Interface dataset entries

......

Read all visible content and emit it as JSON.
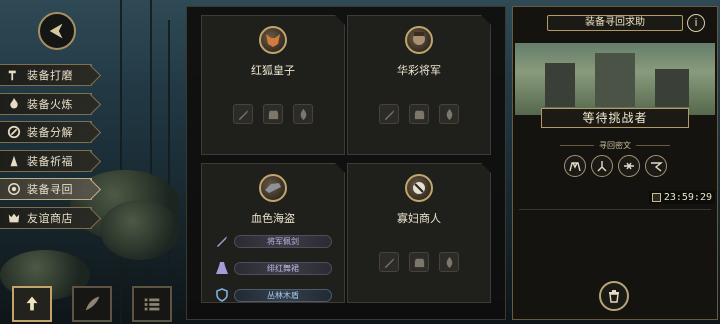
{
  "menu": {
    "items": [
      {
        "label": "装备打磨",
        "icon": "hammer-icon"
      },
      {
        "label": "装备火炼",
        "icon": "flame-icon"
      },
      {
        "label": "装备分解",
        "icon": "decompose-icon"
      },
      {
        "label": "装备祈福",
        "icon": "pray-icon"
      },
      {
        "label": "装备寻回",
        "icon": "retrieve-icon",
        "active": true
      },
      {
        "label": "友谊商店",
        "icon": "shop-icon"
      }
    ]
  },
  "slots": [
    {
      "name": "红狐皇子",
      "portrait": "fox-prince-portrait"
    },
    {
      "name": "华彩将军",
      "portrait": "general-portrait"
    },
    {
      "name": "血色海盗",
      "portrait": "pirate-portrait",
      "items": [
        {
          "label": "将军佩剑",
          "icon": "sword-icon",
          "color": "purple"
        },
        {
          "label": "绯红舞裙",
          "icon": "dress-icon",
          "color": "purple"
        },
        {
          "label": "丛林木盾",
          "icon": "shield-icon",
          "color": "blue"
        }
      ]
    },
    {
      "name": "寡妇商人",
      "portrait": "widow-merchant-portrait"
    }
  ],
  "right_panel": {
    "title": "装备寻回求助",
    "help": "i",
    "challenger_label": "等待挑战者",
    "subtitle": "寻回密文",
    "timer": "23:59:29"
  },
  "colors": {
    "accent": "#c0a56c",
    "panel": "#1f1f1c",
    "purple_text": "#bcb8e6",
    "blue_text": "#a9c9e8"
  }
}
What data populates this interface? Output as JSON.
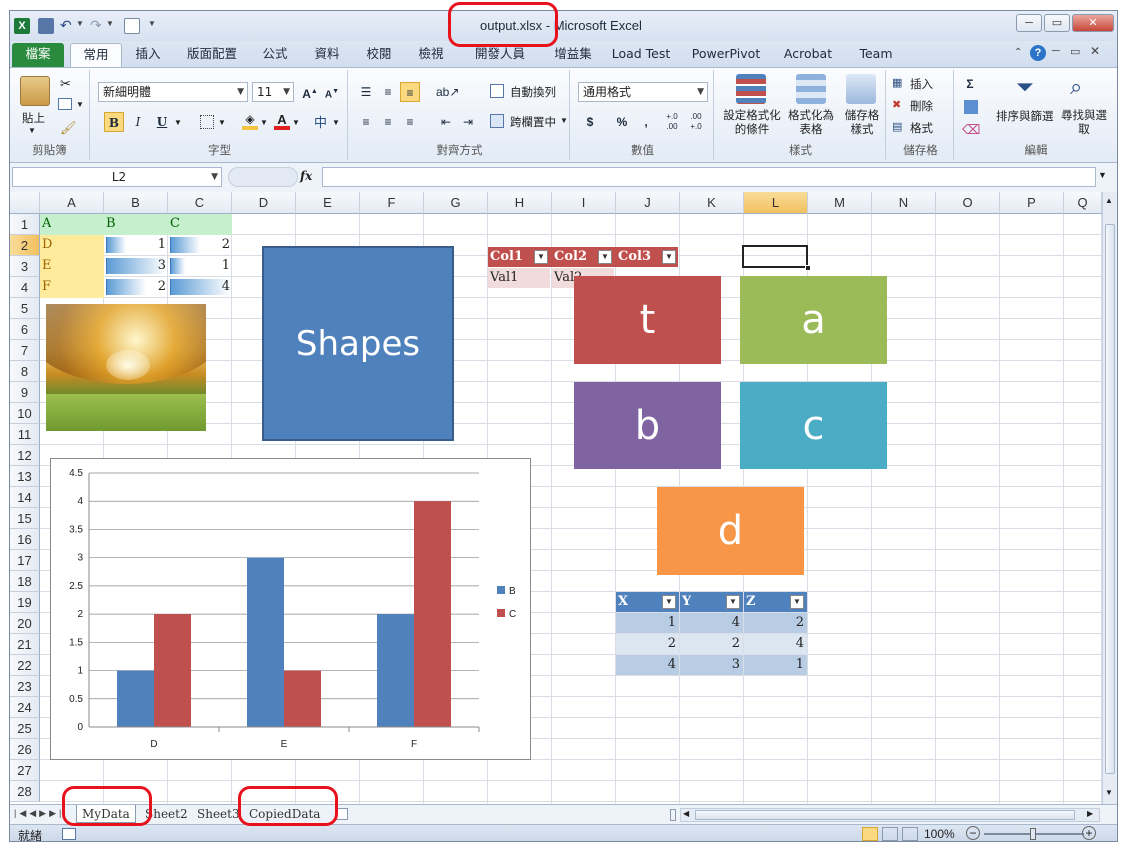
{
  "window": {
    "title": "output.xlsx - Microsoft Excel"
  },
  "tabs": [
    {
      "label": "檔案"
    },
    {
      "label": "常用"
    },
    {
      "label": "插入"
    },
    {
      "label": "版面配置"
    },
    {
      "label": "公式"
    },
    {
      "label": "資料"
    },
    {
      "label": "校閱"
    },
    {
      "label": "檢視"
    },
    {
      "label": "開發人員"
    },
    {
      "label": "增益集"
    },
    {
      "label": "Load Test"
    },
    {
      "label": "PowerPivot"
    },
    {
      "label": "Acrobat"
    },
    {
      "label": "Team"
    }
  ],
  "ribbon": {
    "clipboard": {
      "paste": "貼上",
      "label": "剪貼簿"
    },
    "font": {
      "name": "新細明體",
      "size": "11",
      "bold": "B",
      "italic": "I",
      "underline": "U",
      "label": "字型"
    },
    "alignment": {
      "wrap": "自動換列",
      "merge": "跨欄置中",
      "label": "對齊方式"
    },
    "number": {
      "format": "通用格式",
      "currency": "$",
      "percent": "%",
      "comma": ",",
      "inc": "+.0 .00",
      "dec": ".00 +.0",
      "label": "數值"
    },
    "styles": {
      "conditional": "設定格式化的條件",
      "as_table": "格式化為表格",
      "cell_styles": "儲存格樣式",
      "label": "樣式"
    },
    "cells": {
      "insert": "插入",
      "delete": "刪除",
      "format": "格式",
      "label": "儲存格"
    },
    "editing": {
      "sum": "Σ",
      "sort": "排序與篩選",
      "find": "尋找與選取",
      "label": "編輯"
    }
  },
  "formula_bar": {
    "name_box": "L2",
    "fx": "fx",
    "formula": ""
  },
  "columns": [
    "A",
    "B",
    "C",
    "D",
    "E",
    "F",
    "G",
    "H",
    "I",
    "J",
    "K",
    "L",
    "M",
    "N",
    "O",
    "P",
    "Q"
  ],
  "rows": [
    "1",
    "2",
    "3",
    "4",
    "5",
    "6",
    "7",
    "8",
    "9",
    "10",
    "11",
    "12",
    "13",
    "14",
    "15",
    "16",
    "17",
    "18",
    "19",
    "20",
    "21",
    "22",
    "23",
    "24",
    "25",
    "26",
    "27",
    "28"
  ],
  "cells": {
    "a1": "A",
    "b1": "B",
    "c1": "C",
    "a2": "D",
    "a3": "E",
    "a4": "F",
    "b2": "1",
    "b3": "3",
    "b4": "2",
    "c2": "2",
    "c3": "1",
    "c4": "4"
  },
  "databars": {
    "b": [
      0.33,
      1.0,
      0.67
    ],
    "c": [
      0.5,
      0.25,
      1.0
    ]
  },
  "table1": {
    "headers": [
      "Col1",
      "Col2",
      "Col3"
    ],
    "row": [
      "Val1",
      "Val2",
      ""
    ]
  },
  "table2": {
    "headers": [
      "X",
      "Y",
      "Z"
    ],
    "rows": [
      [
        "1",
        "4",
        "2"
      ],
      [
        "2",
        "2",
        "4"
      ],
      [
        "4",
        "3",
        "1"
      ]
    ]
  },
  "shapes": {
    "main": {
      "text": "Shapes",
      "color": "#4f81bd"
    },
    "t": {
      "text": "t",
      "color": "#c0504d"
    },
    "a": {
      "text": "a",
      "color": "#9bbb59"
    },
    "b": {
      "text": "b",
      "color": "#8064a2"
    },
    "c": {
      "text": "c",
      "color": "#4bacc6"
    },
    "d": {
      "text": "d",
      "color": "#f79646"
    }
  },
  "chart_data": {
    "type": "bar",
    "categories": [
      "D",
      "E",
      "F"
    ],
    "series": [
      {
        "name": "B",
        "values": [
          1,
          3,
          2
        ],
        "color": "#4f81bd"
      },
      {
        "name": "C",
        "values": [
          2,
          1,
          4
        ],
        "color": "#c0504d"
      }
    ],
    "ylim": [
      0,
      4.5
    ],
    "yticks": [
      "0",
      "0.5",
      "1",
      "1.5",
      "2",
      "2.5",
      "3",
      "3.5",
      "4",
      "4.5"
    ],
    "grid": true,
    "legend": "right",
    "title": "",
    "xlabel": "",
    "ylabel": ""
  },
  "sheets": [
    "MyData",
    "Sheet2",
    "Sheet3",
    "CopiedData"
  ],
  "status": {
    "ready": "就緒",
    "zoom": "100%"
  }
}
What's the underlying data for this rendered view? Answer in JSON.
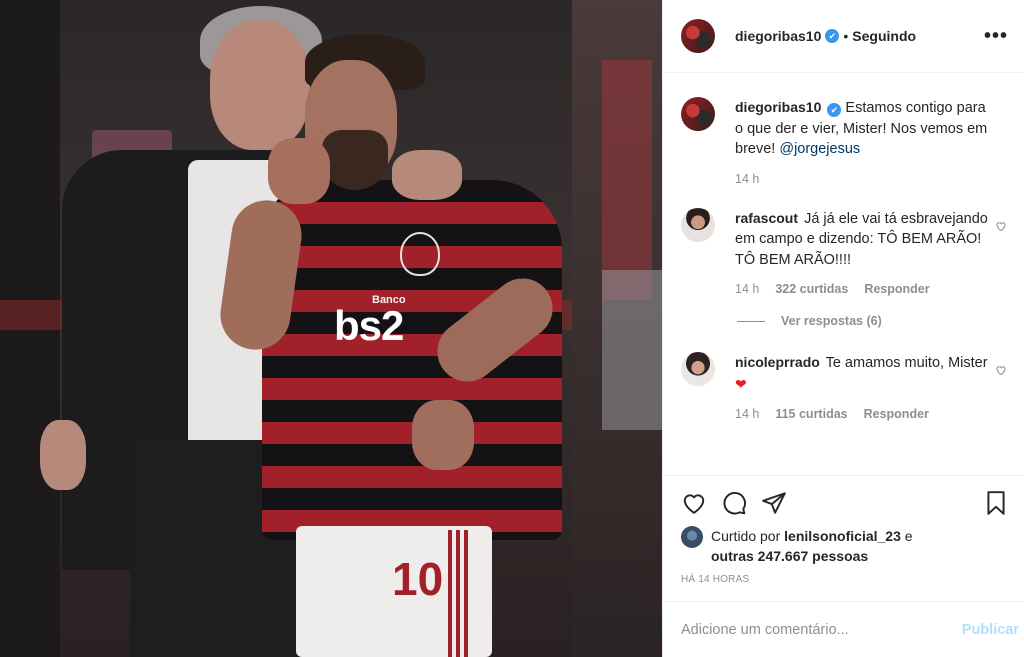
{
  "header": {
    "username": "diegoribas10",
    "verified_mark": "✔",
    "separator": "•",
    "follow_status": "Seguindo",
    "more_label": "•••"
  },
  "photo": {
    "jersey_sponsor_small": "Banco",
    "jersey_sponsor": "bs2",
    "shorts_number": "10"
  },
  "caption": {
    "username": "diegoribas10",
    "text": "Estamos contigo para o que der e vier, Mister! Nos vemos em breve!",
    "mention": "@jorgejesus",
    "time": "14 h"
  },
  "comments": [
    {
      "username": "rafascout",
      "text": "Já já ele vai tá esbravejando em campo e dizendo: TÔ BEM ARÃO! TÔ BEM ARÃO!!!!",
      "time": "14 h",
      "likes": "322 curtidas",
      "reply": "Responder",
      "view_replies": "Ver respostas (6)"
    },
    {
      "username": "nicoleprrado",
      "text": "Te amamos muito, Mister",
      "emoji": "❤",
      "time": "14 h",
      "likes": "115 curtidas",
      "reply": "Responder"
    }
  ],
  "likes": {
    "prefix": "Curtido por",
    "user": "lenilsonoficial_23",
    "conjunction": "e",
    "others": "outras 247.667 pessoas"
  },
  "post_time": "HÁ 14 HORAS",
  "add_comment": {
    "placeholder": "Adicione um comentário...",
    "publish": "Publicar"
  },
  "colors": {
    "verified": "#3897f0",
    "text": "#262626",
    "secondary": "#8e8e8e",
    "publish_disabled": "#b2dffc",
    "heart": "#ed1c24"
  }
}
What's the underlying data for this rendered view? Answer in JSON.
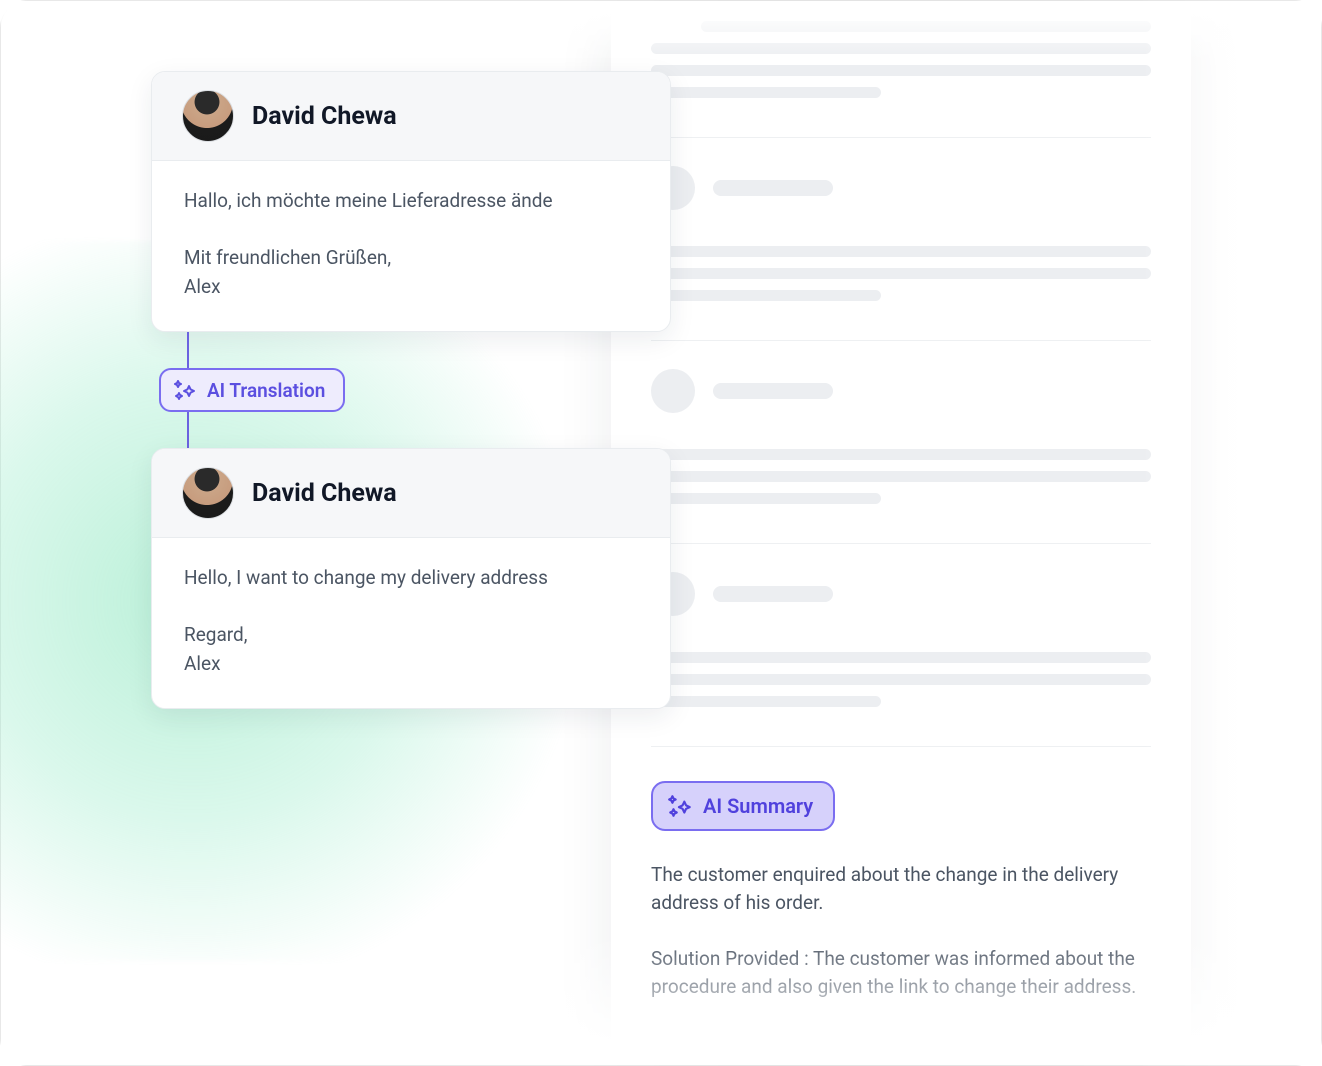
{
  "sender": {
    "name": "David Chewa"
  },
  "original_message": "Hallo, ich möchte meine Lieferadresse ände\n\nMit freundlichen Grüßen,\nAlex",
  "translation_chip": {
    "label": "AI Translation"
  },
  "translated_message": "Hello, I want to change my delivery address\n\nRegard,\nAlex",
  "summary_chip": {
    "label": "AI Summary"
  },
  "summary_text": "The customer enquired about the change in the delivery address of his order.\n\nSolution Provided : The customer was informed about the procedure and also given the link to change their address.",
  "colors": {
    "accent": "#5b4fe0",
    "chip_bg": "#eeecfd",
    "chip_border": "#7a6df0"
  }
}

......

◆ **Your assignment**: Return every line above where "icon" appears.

◆ **Result below**:
        "icon": "hammer-icon"
        "icon": "flame-icon"
        "icon": "decompose-icon"
        "icon": "pray-icon"
        "icon": "retrieve-icon",
        "icon": "shop-icon"
          "icon": "sword-icon",
          "icon": "dress-icon",
          "icon": "shield-icon",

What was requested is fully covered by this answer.